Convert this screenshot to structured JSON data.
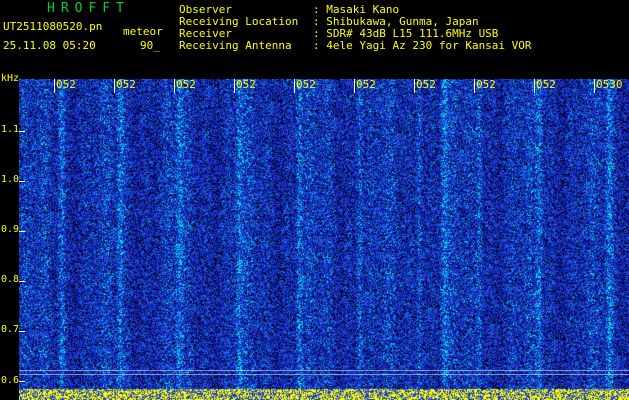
{
  "header": {
    "brand": "HROFFT",
    "filename": "UT2511080520.pn",
    "mode": "meteor",
    "datetime": "25.11.08 05:20",
    "count": "90_",
    "info": [
      {
        "label": "Observer",
        "value": ": Masaki Kano"
      },
      {
        "label": "Receiving Location",
        "value": ": Shibukawa, Gunma, Japan"
      },
      {
        "label": "Receiver",
        "value": ": SDR# 43dB L15 111.6MHz USB"
      },
      {
        "label": "Receiving Antenna",
        "value": ": 4ele Yagi Az 230 for Kansai VOR"
      }
    ]
  },
  "axis": {
    "unit": "kHz",
    "y_labels": [
      "1.1",
      "1.0",
      "0.9",
      "0.8",
      "0.7",
      "0.6"
    ],
    "x_labels": [
      "052",
      "052",
      "052",
      "052",
      "052",
      "052",
      "052",
      "052",
      "052",
      "0530"
    ]
  },
  "colors": {
    "text": "#ffff00",
    "brand": "#00cc44",
    "background": "#000000",
    "spectrogram_base": "#1a2fb8",
    "spectrogram_hot": "#00ffff",
    "bottom_strip": "#ffff00"
  }
}
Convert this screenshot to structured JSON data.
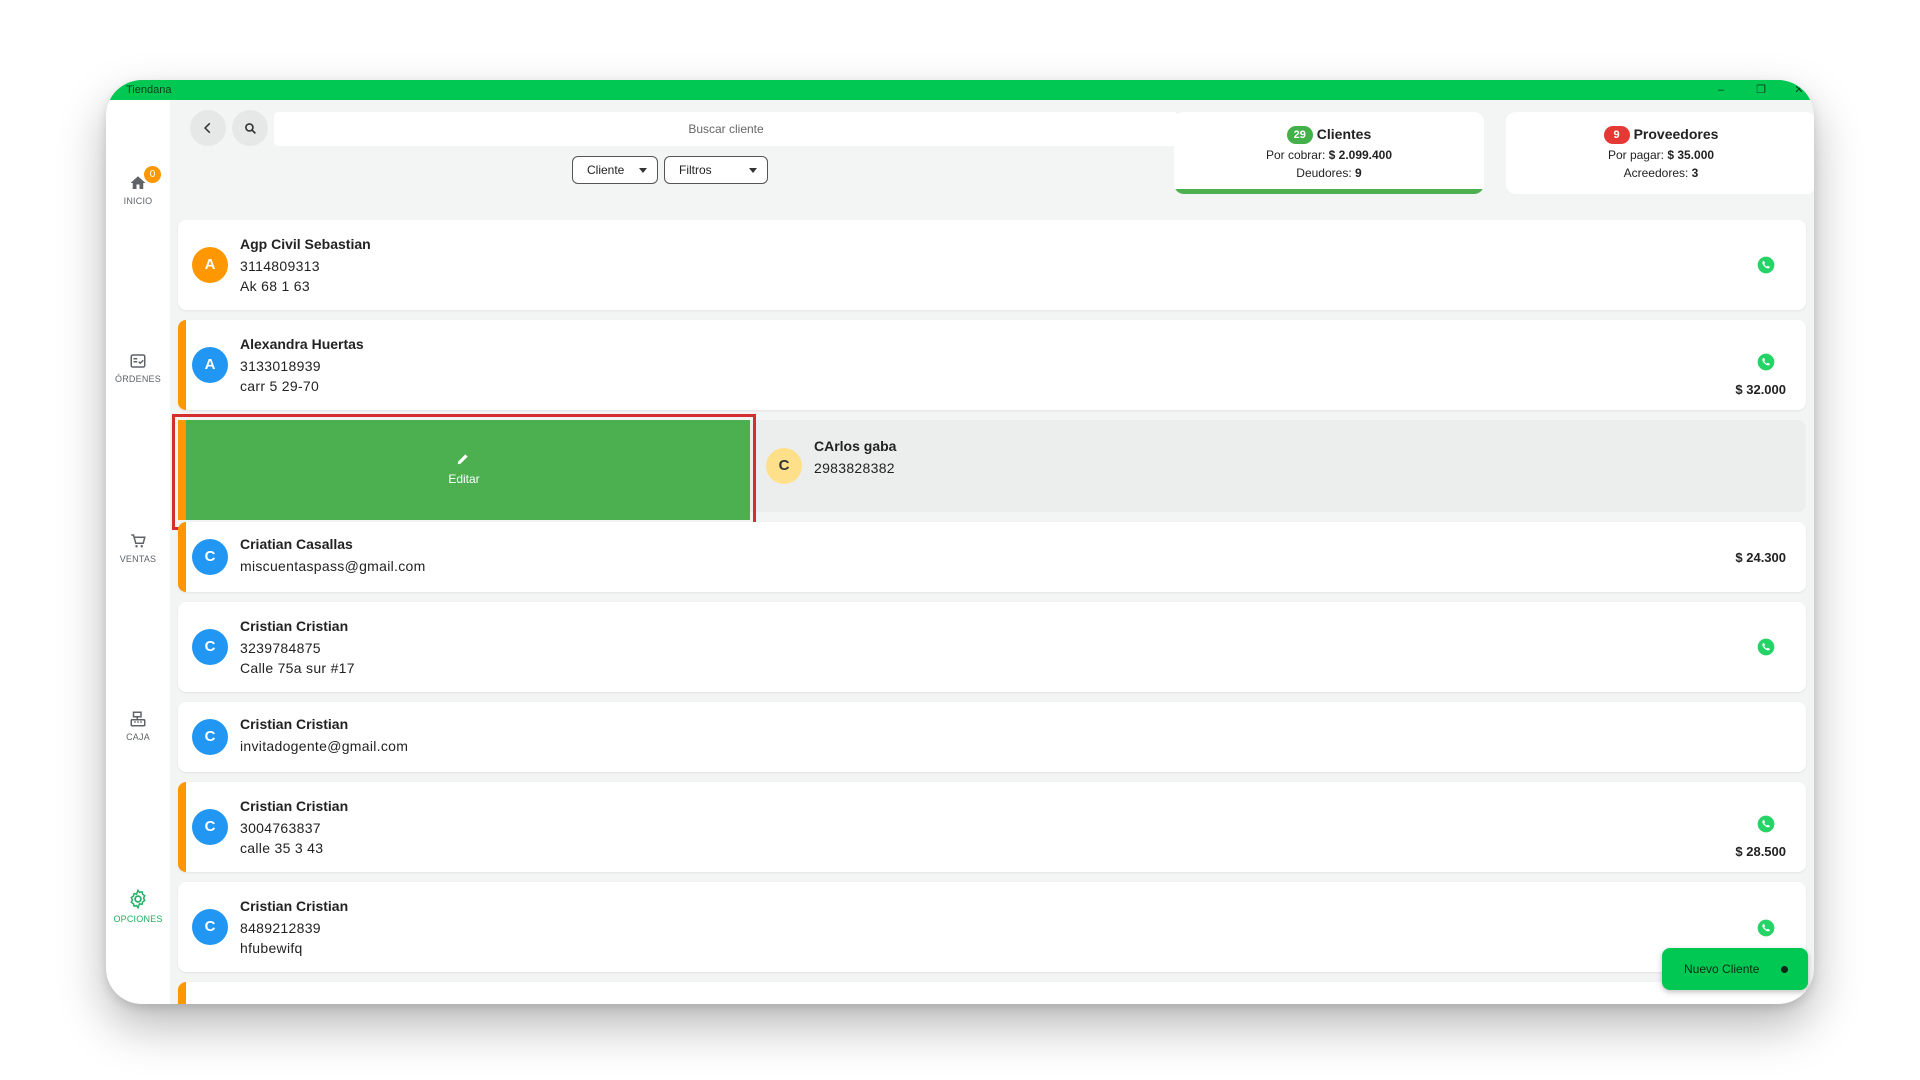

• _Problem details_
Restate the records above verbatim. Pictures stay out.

• _Answer for this exercise_
Convert this screenshot to structured JSON data.
{
  "header": {
    "brand": "HROFFT",
    "filename": "UT2511080520.pn",
    "mode": "meteor",
    "datetime": "25.11.08 05:20",
    "count": "90_",
    "info": [
      {
        "label": "Observer",
        "value": ": Masaki Kano"
      },
      {
        "label": "Receiving Location",
        "value": ": Shibukawa, Gunma, Japan"
      },
      {
        "label": "Receiver",
        "value": ": SDR# 43dB L15 111.6MHz USB"
      },
      {
        "label": "Receiving Antenna",
        "value": ": 4ele Yagi Az 230 for Kansai VOR"
      }
    ]
  },
  "axis": {
    "unit": "kHz",
    "y_labels": [
      "1.1",
      "1.0",
      "0.9",
      "0.8",
      "0.7",
      "0.6"
    ],
    "x_labels": [
      "052",
      "052",
      "052",
      "052",
      "052",
      "052",
      "052",
      "052",
      "052",
      "0530"
    ]
  },
  "colors": {
    "text": "#ffff00",
    "brand": "#00cc44",
    "background": "#000000",
    "spectrogram_base": "#1a2fb8",
    "spectrogram_hot": "#00ffff",
    "bottom_strip": "#ffff00"
  }
}
Convert this screenshot to structured JSON data.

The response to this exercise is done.